LISTED ENTRIES
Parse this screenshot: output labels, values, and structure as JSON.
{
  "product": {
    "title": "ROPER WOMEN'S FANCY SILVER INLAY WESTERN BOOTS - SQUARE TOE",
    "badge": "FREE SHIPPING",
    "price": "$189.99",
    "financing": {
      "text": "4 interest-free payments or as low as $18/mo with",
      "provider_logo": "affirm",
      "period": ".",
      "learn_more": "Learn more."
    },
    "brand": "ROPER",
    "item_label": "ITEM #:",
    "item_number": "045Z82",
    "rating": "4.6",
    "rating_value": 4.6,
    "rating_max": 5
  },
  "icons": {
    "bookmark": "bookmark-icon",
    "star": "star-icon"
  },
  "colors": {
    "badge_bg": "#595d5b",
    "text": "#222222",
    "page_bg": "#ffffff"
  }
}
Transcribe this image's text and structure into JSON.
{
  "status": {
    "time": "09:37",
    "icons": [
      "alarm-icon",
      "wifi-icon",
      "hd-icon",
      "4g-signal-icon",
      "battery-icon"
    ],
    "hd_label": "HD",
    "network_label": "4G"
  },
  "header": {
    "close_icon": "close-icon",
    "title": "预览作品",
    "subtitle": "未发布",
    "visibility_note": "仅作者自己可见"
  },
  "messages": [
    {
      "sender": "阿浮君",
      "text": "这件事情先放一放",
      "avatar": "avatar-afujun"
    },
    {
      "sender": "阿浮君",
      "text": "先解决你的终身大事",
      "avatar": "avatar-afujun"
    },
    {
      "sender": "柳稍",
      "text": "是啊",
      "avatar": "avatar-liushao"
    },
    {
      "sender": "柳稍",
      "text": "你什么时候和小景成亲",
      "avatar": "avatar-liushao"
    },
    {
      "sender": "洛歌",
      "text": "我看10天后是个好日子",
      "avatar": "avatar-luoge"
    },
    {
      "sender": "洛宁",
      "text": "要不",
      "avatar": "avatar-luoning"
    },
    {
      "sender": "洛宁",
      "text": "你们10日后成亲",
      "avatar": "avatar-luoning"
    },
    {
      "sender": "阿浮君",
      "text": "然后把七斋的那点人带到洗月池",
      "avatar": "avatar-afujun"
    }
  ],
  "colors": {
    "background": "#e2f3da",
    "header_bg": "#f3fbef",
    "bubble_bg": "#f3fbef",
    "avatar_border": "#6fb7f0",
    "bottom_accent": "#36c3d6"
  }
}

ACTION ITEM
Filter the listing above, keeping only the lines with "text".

OUTPUT OF THE EXERCISE
      "text": "4 interest-free payments or as low as $18/mo with",
    "text": "#222222",
Transcribe this image's text and structure into JSON.
      "text": "这件事情先放一放",
      "text": "先解决你的终身大事",
      "text": "是啊",
      "text": "你什么时候和小景成亲",
      "text": "我看10天后是个好日子",
      "text": "要不",
      "text": "你们10日后成亲",
      "text": "然后把七斋的那点人带到洗月池",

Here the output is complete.